◆ Data extracted from a collection:

——

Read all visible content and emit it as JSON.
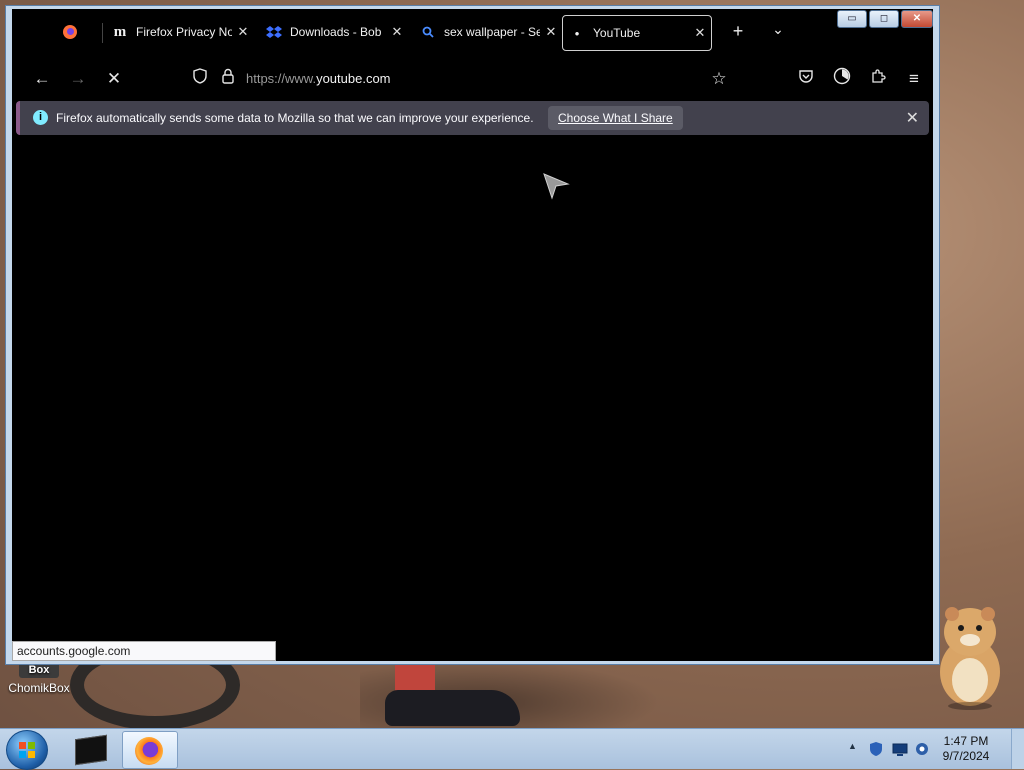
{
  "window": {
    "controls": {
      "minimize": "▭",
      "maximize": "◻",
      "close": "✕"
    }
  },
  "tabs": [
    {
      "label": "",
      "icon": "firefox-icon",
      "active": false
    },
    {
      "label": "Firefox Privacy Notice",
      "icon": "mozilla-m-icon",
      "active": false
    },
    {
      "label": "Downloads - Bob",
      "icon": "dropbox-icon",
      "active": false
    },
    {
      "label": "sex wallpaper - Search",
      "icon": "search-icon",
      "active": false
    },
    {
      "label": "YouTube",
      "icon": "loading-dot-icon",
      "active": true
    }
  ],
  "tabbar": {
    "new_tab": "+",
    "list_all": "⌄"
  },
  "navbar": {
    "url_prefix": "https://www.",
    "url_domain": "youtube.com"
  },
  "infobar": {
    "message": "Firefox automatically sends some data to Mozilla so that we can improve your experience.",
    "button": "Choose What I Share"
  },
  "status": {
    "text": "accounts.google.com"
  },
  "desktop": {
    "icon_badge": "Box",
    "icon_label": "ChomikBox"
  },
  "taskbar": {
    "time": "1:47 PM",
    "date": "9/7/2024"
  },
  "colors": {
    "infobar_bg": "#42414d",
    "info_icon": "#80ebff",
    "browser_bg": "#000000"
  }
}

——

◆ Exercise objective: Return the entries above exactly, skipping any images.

◆ Task result:
Read all visible content and emit it as JSON.
{
  "window": {
    "controls": {
      "minimize": "▭",
      "maximize": "◻",
      "close": "✕"
    }
  },
  "tabs": [
    {
      "label": "",
      "icon": "firefox-icon",
      "active": false
    },
    {
      "label": "Firefox Privacy Notice",
      "icon": "mozilla-m-icon",
      "active": false
    },
    {
      "label": "Downloads - Bob",
      "icon": "dropbox-icon",
      "active": false
    },
    {
      "label": "sex wallpaper - Search",
      "icon": "search-icon",
      "active": false
    },
    {
      "label": "YouTube",
      "icon": "loading-dot-icon",
      "active": true
    }
  ],
  "tabbar": {
    "new_tab": "+",
    "list_all": "⌄"
  },
  "navbar": {
    "url_prefix": "https://www.",
    "url_domain": "youtube.com"
  },
  "infobar": {
    "message": "Firefox automatically sends some data to Mozilla so that we can improve your experience.",
    "button": "Choose What I Share"
  },
  "status": {
    "text": "accounts.google.com"
  },
  "desktop": {
    "icon_badge": "Box",
    "icon_label": "ChomikBox"
  },
  "taskbar": {
    "time": "1:47 PM",
    "date": "9/7/2024"
  },
  "colors": {
    "infobar_bg": "#42414d",
    "info_icon": "#80ebff",
    "browser_bg": "#000000"
  }
}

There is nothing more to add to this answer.